As Neverland is not on the Vienna Boys’ Choir’s upcoming itinerary, the boys in Almost Angels are expected to mature and to overcome difficulties. Such troubles are most overtly experienced by Peter, whose jealousy towards Tony is largely a product of the former’s changing voice, which affords the newcomer a larger role in the choir while eventually forcing Peter to end his singing career. Although Peter can no longer sing, he realizes that other musical opportunities, such as composing and conducting, are available to him. As one chapter of life closes, another chapter opens. One just has to remain positive and take advantage of his or her strengths.
Speaking of strengths, Tony’s father comes to encourage his son’s musical talents as the film progresses. Though a trade career of some kind may have been Mr. Fiala’s vision for Tony, the former realizes that his son’s abilities may lend themselves better to a career in music. If anything, Mr. Fiala “changes his tune” too drastically, completely discounting Tony’s poor grades in arithmetic.
Some brilliant looks at the Austrian countryside are seen as the choir rides a steamship following its performance at a church. These shots are similar to those found in the travelogue films, “Impressions de France,” “Reflections of China,” and “O Canada!,” in the World Showcase section of Epcot at Walt Disney World.
Relationship to Other Disney Films
Felix Salten, the author of the 1923 book Bambi, a Life in the Woods, which inspired Disney’s Bambi (1942), was educated in Vienna. (3)
Vincent Winter, who played Tony in Almost Angels, subsequently appeared in The Three Lives of Thomasina (1964) for Disney.
A choir was also integral to the Whoopi Goldberg film Sister Act (1992).
Do you want to visit Austria? Well, “Adventures by Disney” is offering three itineraries—“Austria, Germany and Czech Republic,” “Danube River Cruise,” and “Czech Republic, Germany & Austria”— to the region throughout 2017. (4)
Your enjoyment of Almost Angels will likely correlate to your enjoyment of classical music. Fans of classical music should not miss this film; those who do not like the genre should probably skip it. If you are ambivalent to classical music, as I am, I would recommend watching the film because the plot serves as a nice thread between the various numbers, many of which are beautiful.

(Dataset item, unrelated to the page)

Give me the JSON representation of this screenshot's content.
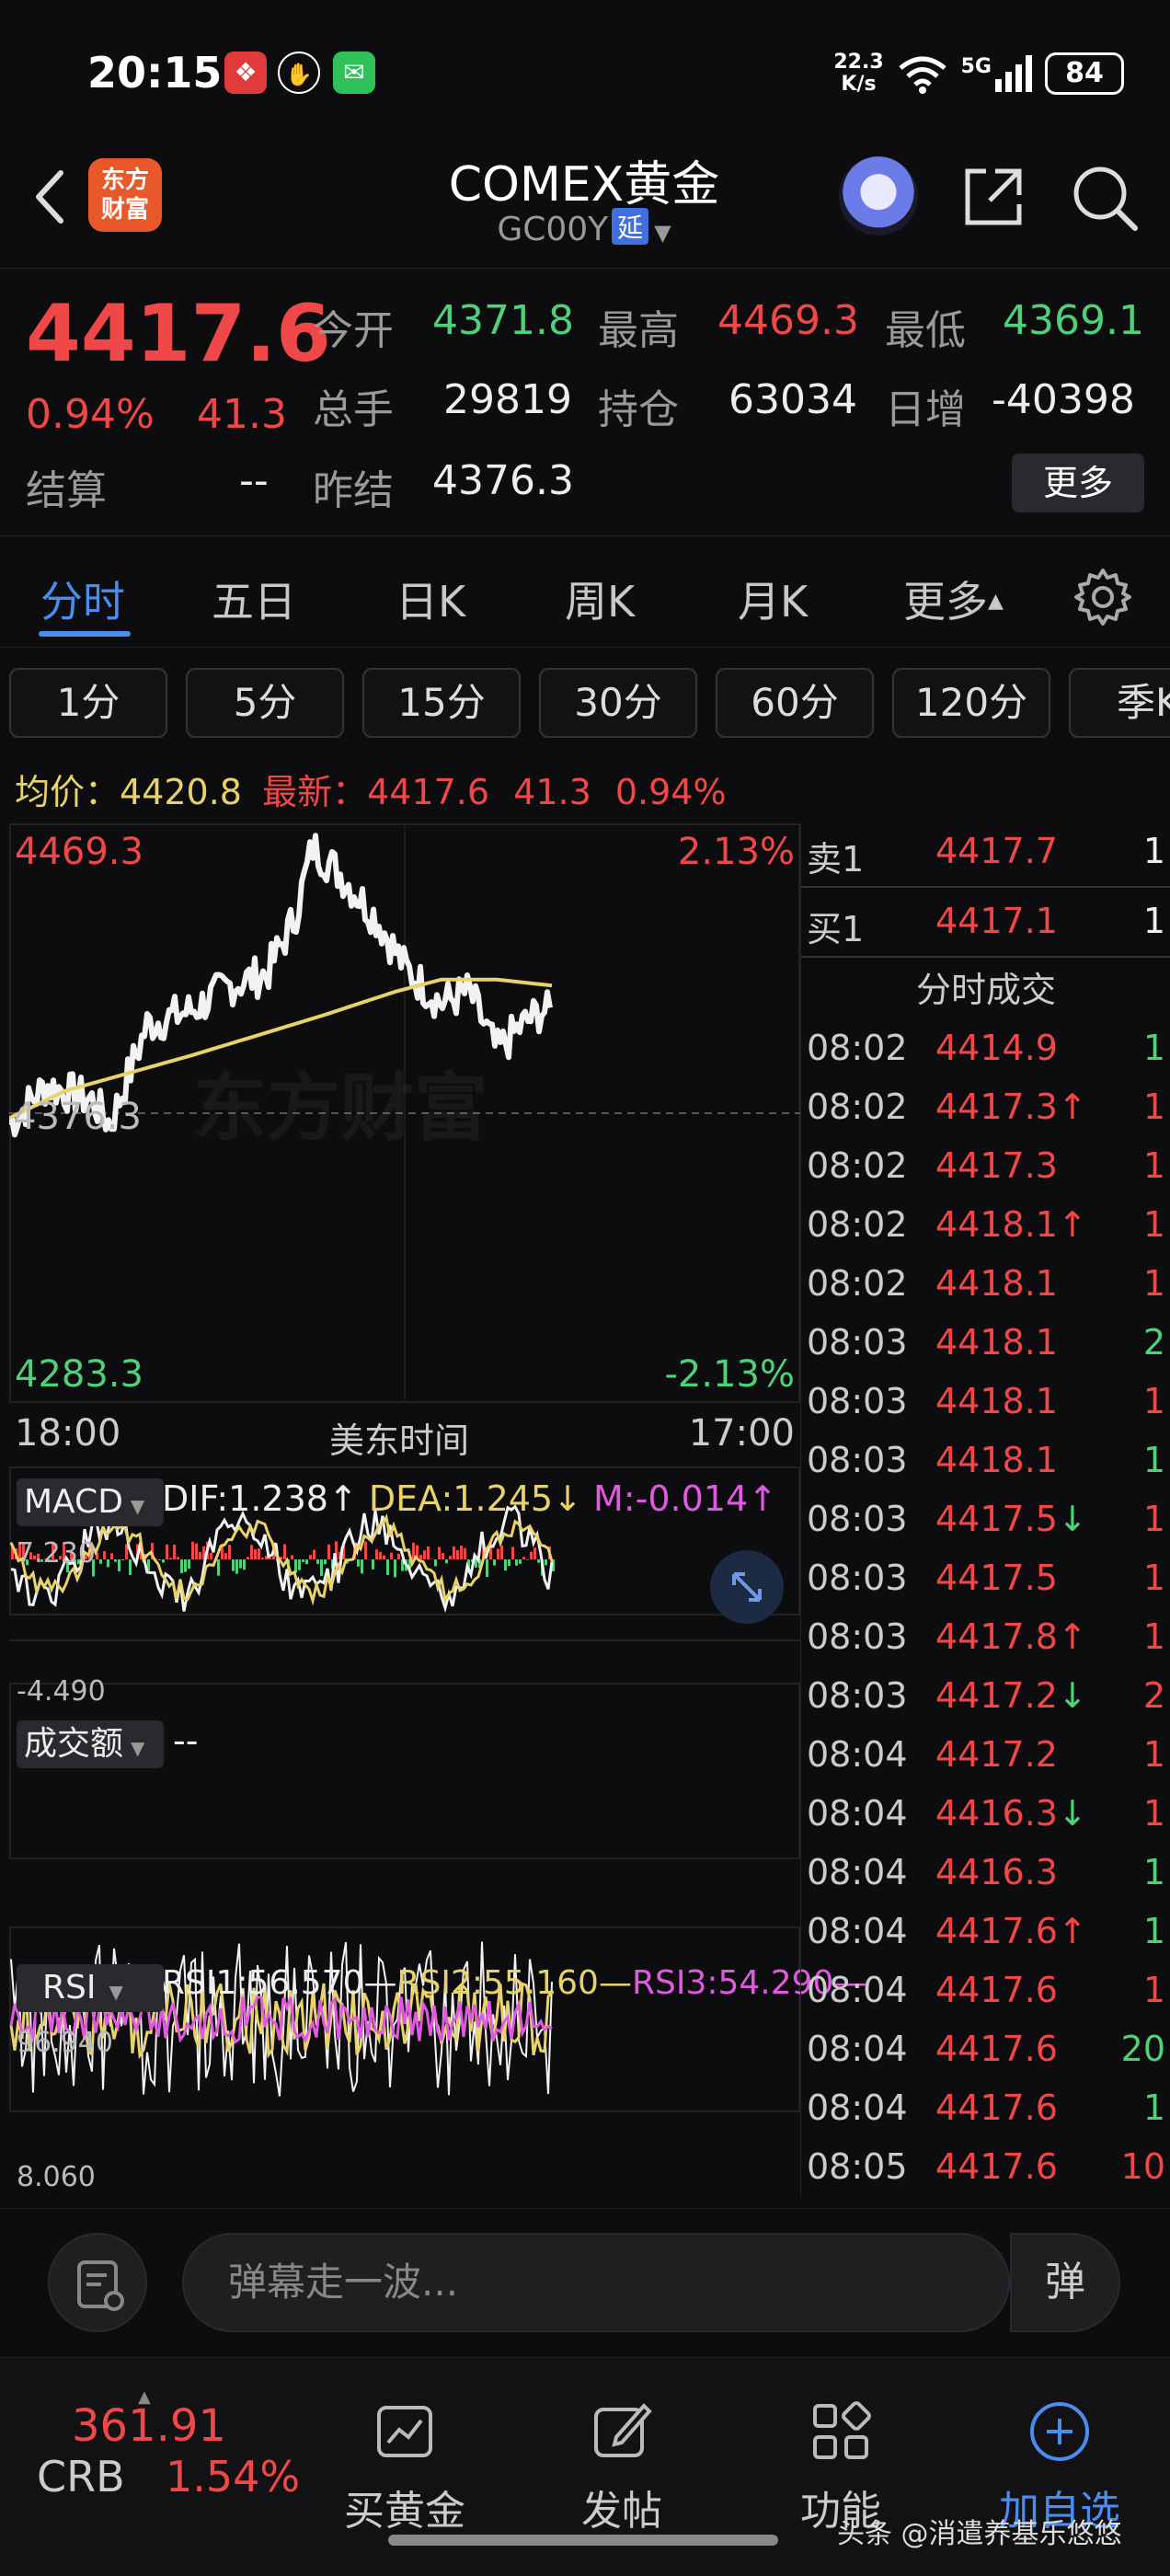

1) Thompson, H. (1962, November 1). Screen: ‘Period of Adjustment’ Opens: Film Based on Play by Tennessee Williams Marriage Difficulties Theme of Comedy. New York Times, p. 34. Retrieved January 6, 2017, from http://0-search.proquest.com.alpha1.suffolk.lib.ny.us/docview/116242915?accountid=35174
3) Smith, D. (2012). Animated Features. In Disney Trivia from the Vault: Secrets Revealed and Questions Answered (p. 39). New York: Disney Editions.
4) See The Mouse for Less’s “Adventures by Disney” page http://www.themouseforless.com/adventures-by-disney/adventures-by-disney-itineraries/
What do you think of Almost Angels? Let me know in the comments!